"I was given a young, tall, tusker with a broad forehead to tame. He would have been a prized possession for any one. ‘He was proud, would not like to be a captive.' I thought. He resisted all my efforts to subdue him. When I caught his hind leg in the rope, he made such terrific effort to free himself, I could not hold on to the rope. The rope entangled in the elephant's legs, and he stumbled and fell; it had rained day before, and the ground was soggy and slippery at places. He could not rise and started howling in pain. We tried to pacify him but of no avail. Next day, we discovered that during his fall his hip had hit a small rock outcrop and fractured at the joint. In the next few days, there were several attempts to find out whether anything could be done. In the meanwhile, the tusker was crying out in pain and its wailing could be heard for miles. After several consultations, the higher ups decided to shoot him and put him to sleep. This was carried out as soon as the decision was taken.".

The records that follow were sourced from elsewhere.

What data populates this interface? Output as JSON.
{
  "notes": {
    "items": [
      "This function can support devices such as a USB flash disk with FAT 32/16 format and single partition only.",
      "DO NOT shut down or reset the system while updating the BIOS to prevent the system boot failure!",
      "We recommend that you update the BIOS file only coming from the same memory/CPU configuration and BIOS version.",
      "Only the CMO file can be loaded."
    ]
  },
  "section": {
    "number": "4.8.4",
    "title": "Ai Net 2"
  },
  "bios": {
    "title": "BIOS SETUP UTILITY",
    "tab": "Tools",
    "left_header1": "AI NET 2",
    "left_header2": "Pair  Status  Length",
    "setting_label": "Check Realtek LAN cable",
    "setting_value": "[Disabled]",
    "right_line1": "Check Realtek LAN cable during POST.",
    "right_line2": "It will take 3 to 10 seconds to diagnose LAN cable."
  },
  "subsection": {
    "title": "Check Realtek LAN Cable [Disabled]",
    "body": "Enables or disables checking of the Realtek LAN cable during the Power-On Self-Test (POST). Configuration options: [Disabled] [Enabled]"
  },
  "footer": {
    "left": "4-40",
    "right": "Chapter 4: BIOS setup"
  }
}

Hussein felt he was responsible for the death. It was clear that he had not forgiven himself for this costly mistake. It had shaken his confidence. It seems he was in depression for a number of days. Even now when he was narrating one could see shame and morose in his face and tears swelling in his eyes. It seems the whole thing was kept under wraps.
After this Kheddah, as far as I know Kheddah was not held regularly; it seems the last Kheddah was held in 1971. And now it is banned.
Soon we out grew our childhood and so also our favourite haunts. High school, College and then in 1956 I left Mysore. Years later, in the 1980s, when I went to Mysore, royalty had been abolished. The pomp of the Dussera procession had survived but in a garish avatar as a tourist attraction. The sanctity and solemnnity were no longer there.
I felt like going to my childhood haunt. The whole place had completely changed. The choultry had been demolished and a trunk road bearing the name MG Road had ran through the centre. The Ane-karoti and betel leaf garden had been swallowed by the urbanisation of the city, and in their place an educational institution with its sleek modern buildings had come up. The whole place was bustling with students and professors. No one knew where the families of mahouts had gone.